Outcomes measurement for IAPT could be improved by risk adjustment to take into account local areas’ and individual patients’ needs. In addition, condition-specific measures and individual, patient-defined recovery indicators could also be captured.

Improved value may also be achieved by deploying services earlier in the course of an illness − to prevent a deterioration requiring inpatient admission.

Defining the scope of IAPT

The initial goal for IAPT was to deliver short, targeted psychological interventions as per NICE guidelines for stepped care, focusing on low-intensity and high-intensity interventions (see figure 1). A common challenge facing IAPT services is the temptation to provide care to more complex patients outside of the defined scope of IAPT contracts.


[Figure 1: NICE stepped care model for people with common mental health disorders – with expected level of patients accessing services]


As shown above, step 4 is intended for people with more severe and complex mental health problems requiring higher intensity care, or for those requiring multidisciplinary team input but not meeting the referral threshold for secondary mental health services. Such people require more specialist care than is typically provided by the standard IAPT model. 
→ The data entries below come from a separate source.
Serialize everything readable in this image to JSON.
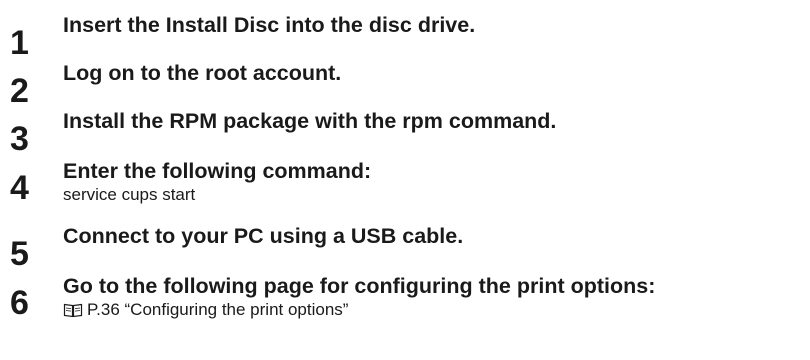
{
  "steps": [
    {
      "number": "1",
      "title": "Insert the Install Disc into the disc drive."
    },
    {
      "number": "2",
      "title": "Log on to the root account."
    },
    {
      "number": "3",
      "title": "Install the RPM package with the rpm command."
    },
    {
      "number": "4",
      "title": "Enter the following command:",
      "detail": "service cups start"
    },
    {
      "number": "5",
      "title": "Connect to your PC using a USB cable."
    },
    {
      "number": "6",
      "title": "Go to the following page for configuring the print options:",
      "reference": {
        "icon": "book-icon",
        "text": "P.36 “Configuring the print options”"
      }
    }
  ]
}
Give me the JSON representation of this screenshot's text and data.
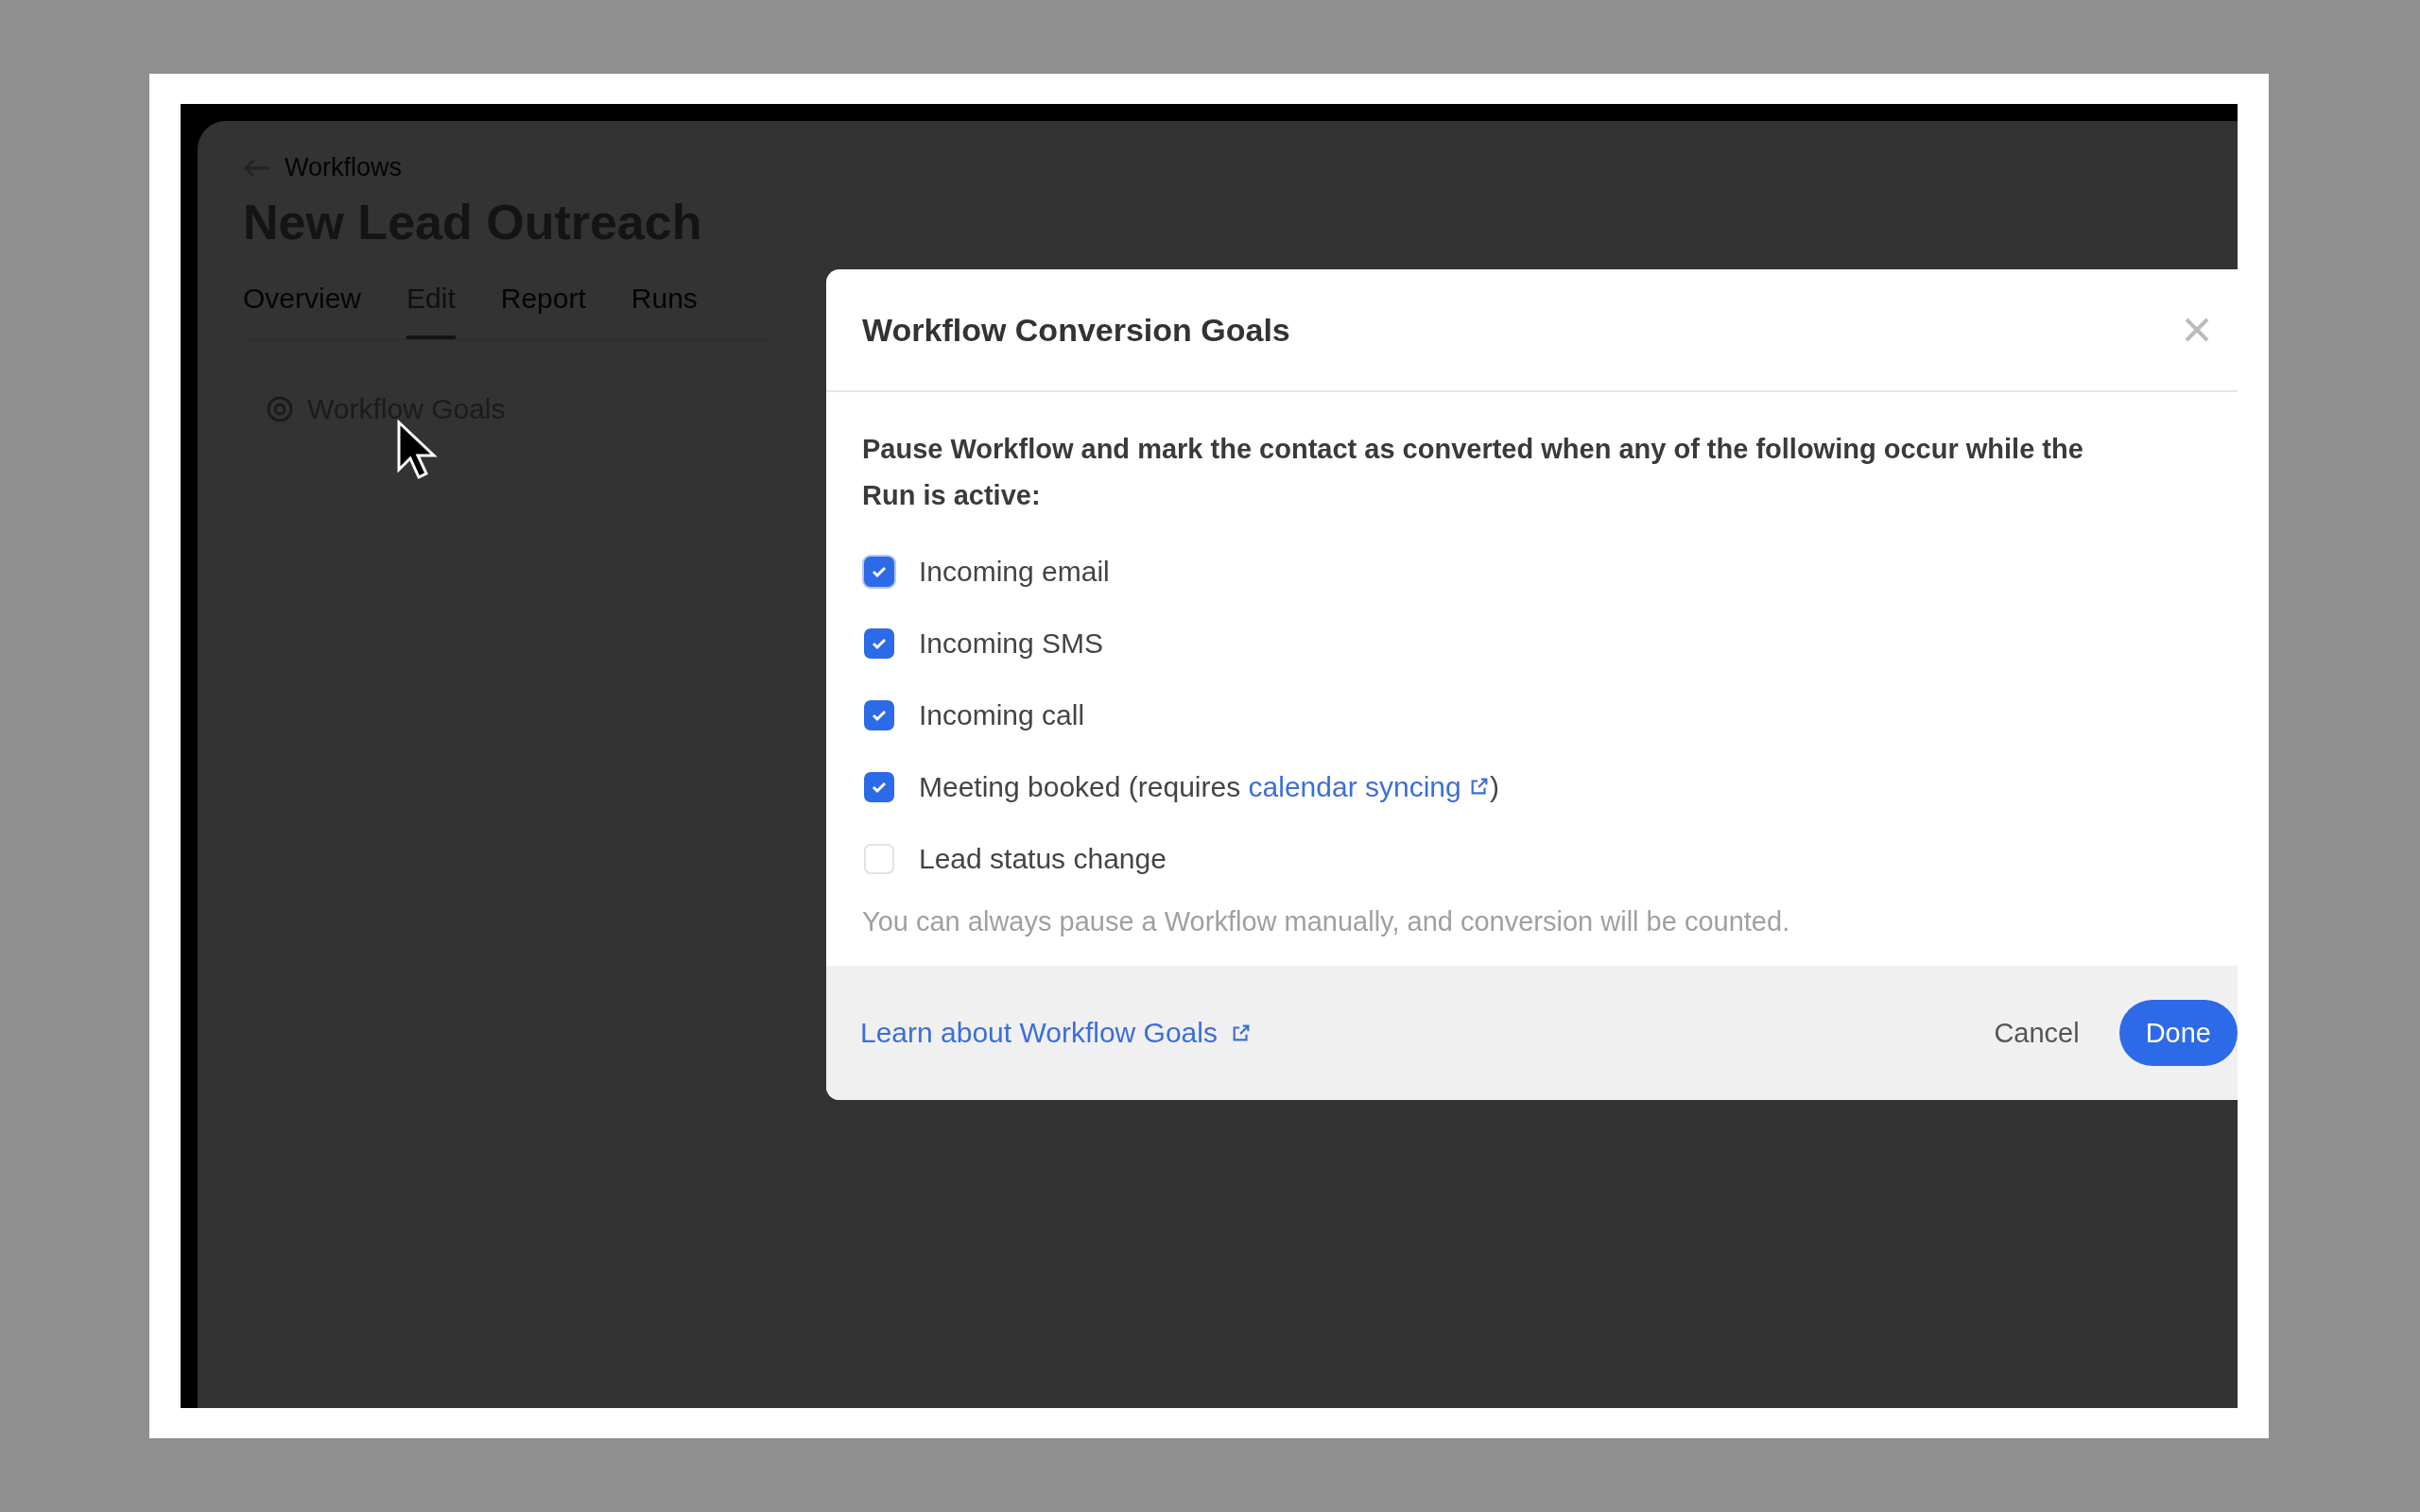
{
  "page": {
    "back_label": "Workflows",
    "title": "New Lead Outreach",
    "tabs": [
      {
        "label": "Overview",
        "selected": false
      },
      {
        "label": "Edit",
        "selected": true
      },
      {
        "label": "Report",
        "selected": false
      },
      {
        "label": "Runs",
        "selected": false
      }
    ],
    "goals_item": "Workflow Goals"
  },
  "dialog": {
    "title": "Workflow Conversion Goals",
    "intro": "Pause Workflow and mark the contact as converted when any of the following occur while the Run is active:",
    "options": [
      {
        "label": "Incoming email",
        "checked": true,
        "focused": true
      },
      {
        "label": "Incoming SMS",
        "checked": true,
        "focused": false
      },
      {
        "label": "Incoming call",
        "checked": true,
        "focused": false
      },
      {
        "label": "Meeting booked (requires",
        "link": "calendar syncing",
        "suffix": ")",
        "checked": true,
        "focused": false
      },
      {
        "label": "Lead status change",
        "checked": false,
        "focused": false
      }
    ],
    "note": "You can always pause a Workflow manually, and conversion will be counted.",
    "footer_link": "Learn about Workflow Goals",
    "buttons": [
      {
        "label": "Cancel",
        "kind": "secondary"
      },
      {
        "label": "Done",
        "kind": "primary"
      }
    ]
  }
}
Some commissioners have developed innovative approaches to providing care for people with more complex mental health problems, including:

  • contracting a distinct “step 4 service” from the same provider, separately from IAPT;
  • establishing a single point of access for a primary care-based federated model of mental health services, including IAPT, but extending to include other providers;
  • and an independent assessment and referral service providing a single point of contact for all IAPT and substance misuse issues alongside the main mental health providers. Providers are reimbursed according to the outcomes achieved.

Improving access to IAPT

By 2015, the national access rate for people with a common mental disorder is expected to be 15 per cent. According to 2007’s Adult Psychiatry and Morbidity Survey, common mental disorders have a higher prevalence in the North East (26 per cent  of women and 11.6 per cent of men), while the lowest prevalence was in South Central (18.6 per cent of women and 8.4 per cent of men). 

Overall, there was a higher prevalence of mental health problems in black and other ethnic groups than in white and South Asian groups. In addition, divorced people and people from with lower household incomes were also more likely to suffer from common mental disorders.

To improve access rates for different high-risk groups, IAPT services need to be marketed differently.

Self-referral appears to be a more equitable way of improving access for those who are unlikely to visit their GP, such as some ethnic minorities. Working with third sector organisations who help ethnic minorities with mental health problems to provide language-specific psychotherapy services may be another way to enhance access.

Employing “star workers’’ is another approach to target higher risk groups, including those in employment offices and those whose houses have been repossessed. Health trainers are also a source of referral. Delivering services through community centres close to patients’ homes reduces the stigma of accessing mental health services.

Where next?

Isolated short psychological interventions via IAPT are an evidence-based approach for people with common mental disorders. While the short-term focus for commissioners is to improve access and recovery rates in line with national targets by 2014-15, the long-term strategy must be to better integrate IAPT services into the broader health and social care landscape. Integration is currently not captured by any of the national key performance targets.

Further scope for improved productivity lies in technological innovations, including mobile apps and secure email to facilitate patient-therapist communication.

Overall, the IAPT programme is likely to more than pay for itself through the improvement in the wellbeing of its service users and benefits to the wider economy.

Dr Emma Stanton is an NHS psychiatrist and CEO at Beacon UK, Brian Wheelan is vice president for corporate development and strategy at Beacon Health Strategies and Dr Thishi Surendranathan is a senior analyst at Beacon UK.